  4. If it is agreed by everyone that covert administration of medication is in P’s best interests, then this must be recorded and placed in P’s medical and/or care home records;
  5. The existence of the covert medication must be clearly identified within the best interests assessment and DOLS authorisation;
  6. An agreed management plan must be adopted allowing for the decision to covertly medicate and the corresponding care and support plan to be reviewed;
  7. The management plan should specify the timeframes (possibly monthly, where the standard authorisation is longer than six months) and circumstances (such as change of medication or treatment regime) which would trigger a review;
  8. These reviews should involve the relevant healthcare professionals, RPR (if appointed) and P’s family members;
  9. All of this information must be easily accessible when reviewing any of P’s records.
    Each case is fact specific. However, District Judge Bellamy noted that, where covert medication was anticipated prior to the best interests assessment, it would be inappropriate for standard authorisation to be for the maximum period of authorisation.

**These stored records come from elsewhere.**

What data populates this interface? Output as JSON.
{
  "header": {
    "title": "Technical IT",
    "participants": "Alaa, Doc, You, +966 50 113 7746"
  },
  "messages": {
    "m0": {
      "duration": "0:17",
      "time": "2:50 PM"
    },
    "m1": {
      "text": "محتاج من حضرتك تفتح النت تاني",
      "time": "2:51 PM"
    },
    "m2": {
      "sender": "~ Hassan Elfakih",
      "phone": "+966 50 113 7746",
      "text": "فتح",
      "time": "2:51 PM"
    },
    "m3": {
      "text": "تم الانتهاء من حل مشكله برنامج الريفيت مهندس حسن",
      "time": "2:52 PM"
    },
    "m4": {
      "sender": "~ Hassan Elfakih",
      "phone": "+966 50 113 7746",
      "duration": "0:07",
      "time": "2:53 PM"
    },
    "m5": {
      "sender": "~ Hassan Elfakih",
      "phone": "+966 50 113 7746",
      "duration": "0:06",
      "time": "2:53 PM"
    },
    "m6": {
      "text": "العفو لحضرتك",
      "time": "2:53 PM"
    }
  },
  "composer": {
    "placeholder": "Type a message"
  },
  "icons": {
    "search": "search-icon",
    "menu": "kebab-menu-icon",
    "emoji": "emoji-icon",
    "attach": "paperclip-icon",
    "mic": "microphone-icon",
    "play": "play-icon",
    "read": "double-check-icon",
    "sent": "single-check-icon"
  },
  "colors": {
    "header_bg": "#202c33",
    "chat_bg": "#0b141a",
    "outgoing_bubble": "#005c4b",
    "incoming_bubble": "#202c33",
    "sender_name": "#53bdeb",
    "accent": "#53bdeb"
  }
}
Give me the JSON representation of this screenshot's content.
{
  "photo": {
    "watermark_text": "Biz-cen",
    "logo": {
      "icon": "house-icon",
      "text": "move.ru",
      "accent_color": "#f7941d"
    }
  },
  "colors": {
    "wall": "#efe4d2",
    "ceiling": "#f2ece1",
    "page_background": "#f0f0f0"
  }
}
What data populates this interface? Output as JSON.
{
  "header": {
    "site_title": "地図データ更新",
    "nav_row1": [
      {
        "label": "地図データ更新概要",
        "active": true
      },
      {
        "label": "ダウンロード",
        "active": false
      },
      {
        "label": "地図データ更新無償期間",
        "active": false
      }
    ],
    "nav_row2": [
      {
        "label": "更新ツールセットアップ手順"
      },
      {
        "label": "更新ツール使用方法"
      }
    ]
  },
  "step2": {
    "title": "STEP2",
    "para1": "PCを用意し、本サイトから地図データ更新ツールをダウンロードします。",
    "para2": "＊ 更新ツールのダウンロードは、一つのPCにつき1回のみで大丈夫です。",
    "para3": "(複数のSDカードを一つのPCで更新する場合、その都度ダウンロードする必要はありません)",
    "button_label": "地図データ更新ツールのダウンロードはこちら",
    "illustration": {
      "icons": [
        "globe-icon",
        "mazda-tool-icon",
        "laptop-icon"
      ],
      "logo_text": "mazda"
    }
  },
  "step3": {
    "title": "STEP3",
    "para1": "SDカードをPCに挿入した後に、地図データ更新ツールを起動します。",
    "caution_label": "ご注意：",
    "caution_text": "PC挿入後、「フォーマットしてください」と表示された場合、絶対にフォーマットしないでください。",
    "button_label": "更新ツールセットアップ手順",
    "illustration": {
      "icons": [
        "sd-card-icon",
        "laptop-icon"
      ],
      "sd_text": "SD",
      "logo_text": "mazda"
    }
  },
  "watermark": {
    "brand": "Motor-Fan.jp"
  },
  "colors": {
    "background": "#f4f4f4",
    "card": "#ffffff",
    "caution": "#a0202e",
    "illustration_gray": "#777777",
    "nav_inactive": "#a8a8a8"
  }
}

This case reinforces the NICE guidelines on covert medication. It emphasises that, while covert medication may, on the face of it, appear not to be a particularly restrictive option, it may still be a breach of P’s rights if the appropriate safeguards are not adopted. It is therefore essential that where covert medication is used in P’s treatment, it is always the least restrictive option for P and there are checks in place to ensure that this decision is regularly reviewed.